In case you haven’t noticed, coffee is a part of everyday life in Barcelona. You can get all sorts of coffee drinks on practically every street in the city, where you’ll find loads of Spaniards hunkering down over a quick shot of espresso and a bocadillo or croissant. It can be easy for visitors to dismiss coffee shops in Barcelona. Some search for the more popular coffee chains that serve expensive drinks decorated in shameless amounts of chocolate and caramel. Easier still if your Spanish vocabulary for coffee extends little beyond “café.” Without a general grasp how to order coffee in Barcelona, asking for anything besides the ubiquitous café con leche might seem daunting, so ShBarcelona has taken the liberty of breaking down some of Spain’s coffee terminology so you can kick the Starbucks addiction and order coffee like a local.
Related Article: Best Brew: A Coffee Enthusiast’s Guide to Barcelona
For the purists out there, the café solo is your standard single espresso shot.
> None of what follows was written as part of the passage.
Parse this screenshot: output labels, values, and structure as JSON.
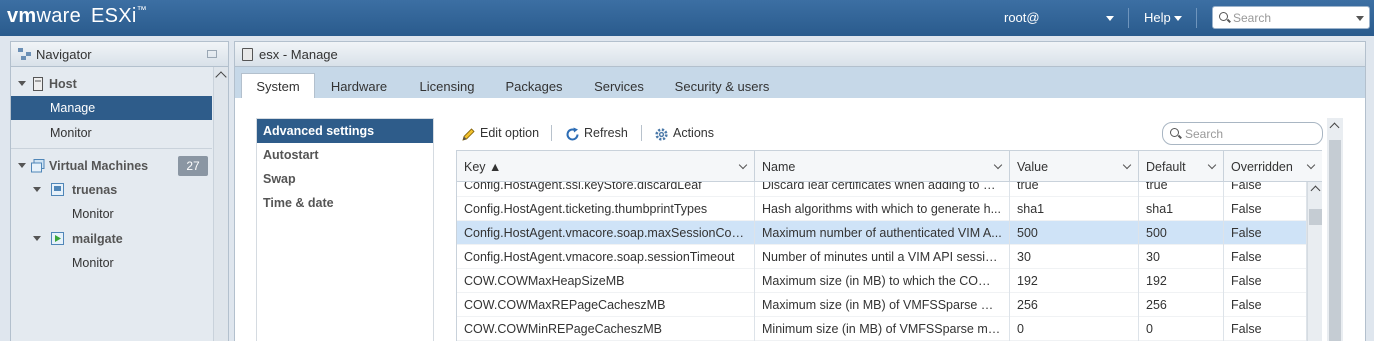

Order a café doble (double espresso) if you need the extra kick.
Café con Leche
Café con leche is probably Spain’s most popular coffee drink, and this is always a safe fallback if you can’t remember how to say any other drink; one part espresso, one part milk. If a bar or café can’t properly execute a café con leche, nothing else in the place is worth trying. Period.
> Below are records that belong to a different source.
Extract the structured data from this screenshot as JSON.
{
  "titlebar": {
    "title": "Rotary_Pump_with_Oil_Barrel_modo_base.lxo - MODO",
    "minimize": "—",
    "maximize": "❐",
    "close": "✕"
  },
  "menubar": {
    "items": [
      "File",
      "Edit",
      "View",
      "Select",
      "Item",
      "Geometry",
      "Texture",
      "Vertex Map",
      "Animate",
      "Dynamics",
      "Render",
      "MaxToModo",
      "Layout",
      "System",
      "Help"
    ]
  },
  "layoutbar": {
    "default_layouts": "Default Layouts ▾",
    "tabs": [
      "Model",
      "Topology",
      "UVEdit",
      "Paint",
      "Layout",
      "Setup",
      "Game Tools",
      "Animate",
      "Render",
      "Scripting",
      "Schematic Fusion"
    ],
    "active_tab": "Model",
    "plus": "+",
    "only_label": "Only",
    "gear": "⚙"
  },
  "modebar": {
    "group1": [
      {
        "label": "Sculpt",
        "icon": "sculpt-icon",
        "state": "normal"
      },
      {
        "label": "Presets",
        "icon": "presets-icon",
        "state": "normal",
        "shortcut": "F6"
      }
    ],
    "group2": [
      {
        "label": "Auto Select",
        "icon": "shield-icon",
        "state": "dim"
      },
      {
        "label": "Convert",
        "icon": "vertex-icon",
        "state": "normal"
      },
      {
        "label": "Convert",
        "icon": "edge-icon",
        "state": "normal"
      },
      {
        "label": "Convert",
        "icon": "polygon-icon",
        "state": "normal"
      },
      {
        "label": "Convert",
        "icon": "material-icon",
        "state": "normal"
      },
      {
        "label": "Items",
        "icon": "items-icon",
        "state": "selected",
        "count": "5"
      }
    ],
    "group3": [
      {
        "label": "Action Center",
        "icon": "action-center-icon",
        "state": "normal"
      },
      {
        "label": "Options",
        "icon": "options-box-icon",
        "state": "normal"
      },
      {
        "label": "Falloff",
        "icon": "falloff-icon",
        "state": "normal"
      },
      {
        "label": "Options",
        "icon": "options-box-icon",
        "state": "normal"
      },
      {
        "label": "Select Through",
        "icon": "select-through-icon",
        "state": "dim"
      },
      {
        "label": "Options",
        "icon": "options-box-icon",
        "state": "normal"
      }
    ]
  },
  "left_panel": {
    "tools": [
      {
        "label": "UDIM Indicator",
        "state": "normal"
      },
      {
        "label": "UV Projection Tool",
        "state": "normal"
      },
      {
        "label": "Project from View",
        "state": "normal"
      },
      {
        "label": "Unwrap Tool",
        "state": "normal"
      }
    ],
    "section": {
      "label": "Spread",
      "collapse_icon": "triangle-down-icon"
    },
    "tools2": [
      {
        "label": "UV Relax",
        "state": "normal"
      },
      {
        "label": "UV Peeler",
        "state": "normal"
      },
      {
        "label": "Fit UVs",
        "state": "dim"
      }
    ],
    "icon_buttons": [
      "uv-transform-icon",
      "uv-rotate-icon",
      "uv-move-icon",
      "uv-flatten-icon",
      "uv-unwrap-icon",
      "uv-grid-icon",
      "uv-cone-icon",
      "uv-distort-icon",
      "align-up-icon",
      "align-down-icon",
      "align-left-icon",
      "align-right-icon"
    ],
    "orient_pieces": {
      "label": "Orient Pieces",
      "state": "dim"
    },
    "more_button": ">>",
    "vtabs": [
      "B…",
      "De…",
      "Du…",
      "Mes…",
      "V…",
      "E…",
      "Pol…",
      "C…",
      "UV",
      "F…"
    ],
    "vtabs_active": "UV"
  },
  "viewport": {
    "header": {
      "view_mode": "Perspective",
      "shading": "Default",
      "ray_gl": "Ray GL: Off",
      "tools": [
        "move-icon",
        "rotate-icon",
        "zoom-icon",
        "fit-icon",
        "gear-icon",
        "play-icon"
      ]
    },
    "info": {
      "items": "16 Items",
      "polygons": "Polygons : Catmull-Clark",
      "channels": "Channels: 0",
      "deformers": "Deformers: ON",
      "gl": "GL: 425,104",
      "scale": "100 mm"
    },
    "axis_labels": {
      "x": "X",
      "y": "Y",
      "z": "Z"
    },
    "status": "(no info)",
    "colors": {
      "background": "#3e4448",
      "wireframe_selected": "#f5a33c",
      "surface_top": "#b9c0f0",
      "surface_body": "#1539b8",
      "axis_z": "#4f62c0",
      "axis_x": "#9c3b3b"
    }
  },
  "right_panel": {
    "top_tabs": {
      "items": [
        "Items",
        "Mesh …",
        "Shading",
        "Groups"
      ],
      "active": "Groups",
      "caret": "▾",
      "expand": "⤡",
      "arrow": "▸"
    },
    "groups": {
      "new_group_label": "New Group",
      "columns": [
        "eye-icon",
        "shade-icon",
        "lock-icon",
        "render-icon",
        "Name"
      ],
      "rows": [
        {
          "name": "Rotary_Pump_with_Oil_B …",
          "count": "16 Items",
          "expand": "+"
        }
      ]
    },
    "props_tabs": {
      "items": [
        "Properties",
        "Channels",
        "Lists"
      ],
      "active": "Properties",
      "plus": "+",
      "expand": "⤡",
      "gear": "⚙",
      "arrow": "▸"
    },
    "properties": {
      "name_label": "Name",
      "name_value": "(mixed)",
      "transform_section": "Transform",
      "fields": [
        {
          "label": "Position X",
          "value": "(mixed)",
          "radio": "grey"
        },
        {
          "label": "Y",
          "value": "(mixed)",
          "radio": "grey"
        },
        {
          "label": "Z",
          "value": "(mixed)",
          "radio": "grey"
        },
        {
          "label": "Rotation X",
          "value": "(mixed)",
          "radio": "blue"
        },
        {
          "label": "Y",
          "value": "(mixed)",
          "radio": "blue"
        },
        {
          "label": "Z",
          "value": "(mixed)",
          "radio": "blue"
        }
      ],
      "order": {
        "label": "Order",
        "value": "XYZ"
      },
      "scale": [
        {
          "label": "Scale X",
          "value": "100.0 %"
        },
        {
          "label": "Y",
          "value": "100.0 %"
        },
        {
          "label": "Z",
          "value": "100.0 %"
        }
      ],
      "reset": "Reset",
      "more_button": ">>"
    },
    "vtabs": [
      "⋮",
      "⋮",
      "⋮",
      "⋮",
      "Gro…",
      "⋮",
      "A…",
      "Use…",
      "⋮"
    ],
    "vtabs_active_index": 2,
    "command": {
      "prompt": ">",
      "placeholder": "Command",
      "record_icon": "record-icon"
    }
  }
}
A café cortado is a single shot of espresso with just a “stain” of milk—the equivalent of a café macchiato in Italy. It’s been argued that in Barcelona you should order your cortado “con poco leche,” or run the risk of getting too much milk (basically a less milky café con leche).
Cortado con Leche Condensada
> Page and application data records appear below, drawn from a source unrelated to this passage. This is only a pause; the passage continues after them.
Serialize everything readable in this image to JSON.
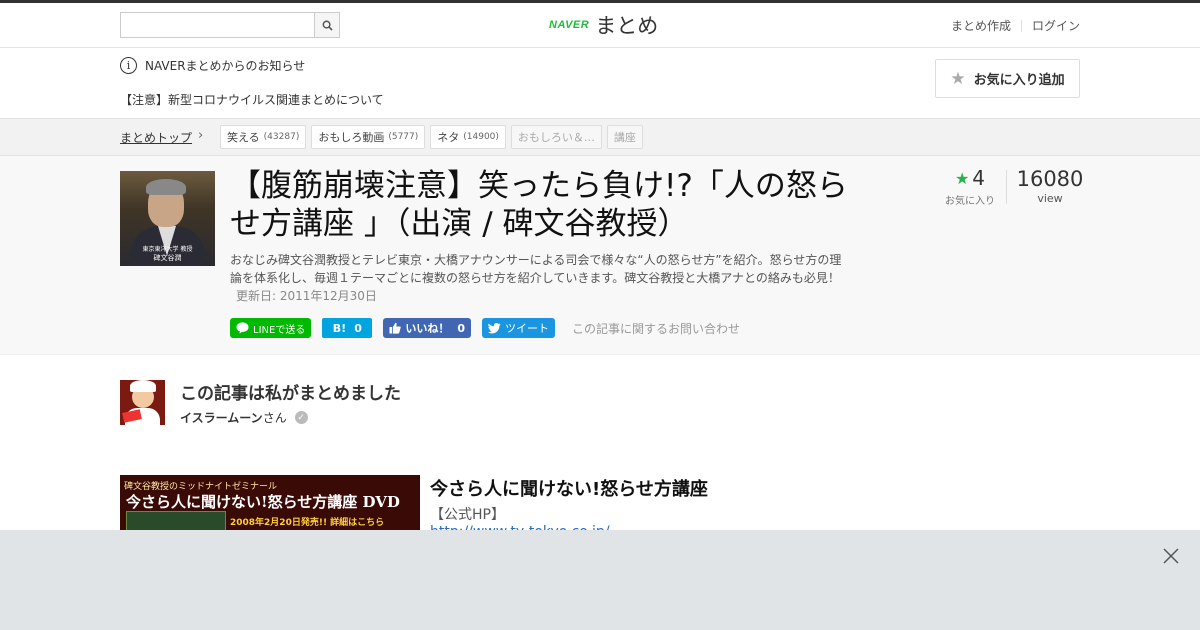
{
  "header": {
    "logo_brand": "NAVER",
    "logo_name": "まとめ",
    "links": [
      "まとめ作成",
      "ログイン"
    ],
    "search_placeholder": ""
  },
  "notice": {
    "label": "NAVERまとめからのお知らせ",
    "link": "【注意】新型コロナウイルス関連まとめについて"
  },
  "breadcrumb": {
    "top": "まとめトップ",
    "tags": [
      {
        "label": "笑える",
        "count": "(43287)"
      },
      {
        "label": "おもしろ動画",
        "count": "(5777)"
      },
      {
        "label": "ネタ",
        "count": "(14900)"
      },
      {
        "label": "おもしろい＆…",
        "count": ""
      },
      {
        "label": "講座",
        "count": ""
      }
    ]
  },
  "article": {
    "title": "【腹筋崩壊注意】笑ったら負け!?「人の怒らせ方講座 」（出演 / 碑文谷教授）",
    "description": "おなじみ碑文谷潤教授とテレビ東京・大橋アナウンサーによる司会で様々な“人の怒らせ方”を紹介。怒らせ方の理論を体系化し、毎週１テーマごとに複数の怒らせ方を紹介していきます。碑文谷教授と大橋アナとの絡みも必見！",
    "updated": "更新日: 2011年12月30日",
    "thumb_caption_1": "東京東洋大学 教授",
    "thumb_caption_2": "碑文谷潤",
    "fav_count": "4",
    "fav_label": "お気に入り",
    "view_count": "16080",
    "view_label": "view",
    "fav_button": "お気に入り追加"
  },
  "share": {
    "line": "LINEで送る",
    "hatena_label": "B!",
    "hatena_count": "0",
    "fb_label": "いいね！",
    "fb_count": "0",
    "tweet": "ツイート",
    "contact": "この記事に関するお問い合わせ"
  },
  "author": {
    "heading": "この記事は私がまとめました",
    "name": "イスラームーン",
    "suffix": "さん"
  },
  "item": {
    "banner_line1": "碑文谷教授のミッドナイトゼミナール",
    "banner_line2": "今さら人に聞けない!怒らせ方講座 DVD",
    "banner_line3": "2008年2月20日発売!! 詳細はこちら",
    "title": "今さら人に聞けない!怒らせ方講座",
    "source": "【公式HP】",
    "link": "http://www.tv-tokyo.co.jp/..."
  },
  "colors": {
    "naver_green": "#1fbd3c",
    "line_green": "#00b900",
    "hatena_blue": "#00a4de",
    "facebook_blue": "#4267b2",
    "twitter_blue": "#1b95e0",
    "star_green": "#27b34b",
    "overlay_gray": "#e1e4e7"
  },
  "icons": [
    "search-icon",
    "info-icon",
    "chevron-right-icon",
    "star-icon",
    "line-icon",
    "facebook-thumb-icon",
    "twitter-bird-icon",
    "verified-check-icon",
    "close-icon"
  ]
}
A café solo with sweetened condensed milk, similar in taste to Vietnamese coffee. If the barista looks confused at your request, order using its other name, “café bonbon.” Be warned: this drink is very sweet. Order it “con hielo” and pour it over ice.
Café Manchada (Leche Manchada)
The exact opposite of a café cortado, this is a glass of milk “stained” with a little coffee—a nice drink but lacking in strength.
Related Article: The Best Cafés in Barcelona
An espresso spiked with a dash of whiskey, brandy or rum. Think of it as Spain’s version of an Irish coffee. This comes in handy when you’re exhausted from a long workweek, but still want to go out on Friday.
Catalan’s remix of the above carajillo, with an added drop of milk.
As the name suggests this is your standard decaf espresso. We suggest ordering it “de maquina” (from the machine), unless you don’t mind packets of powdered coffee (“de sobre”).
-Azucar blanco/moreno (white/brown sugar)
-Leche de soja (soy milk)
-You can order pretty much anything “con hielo” (with ice).
Did we forget anything? Add your favorite coffee drinks in the comments below.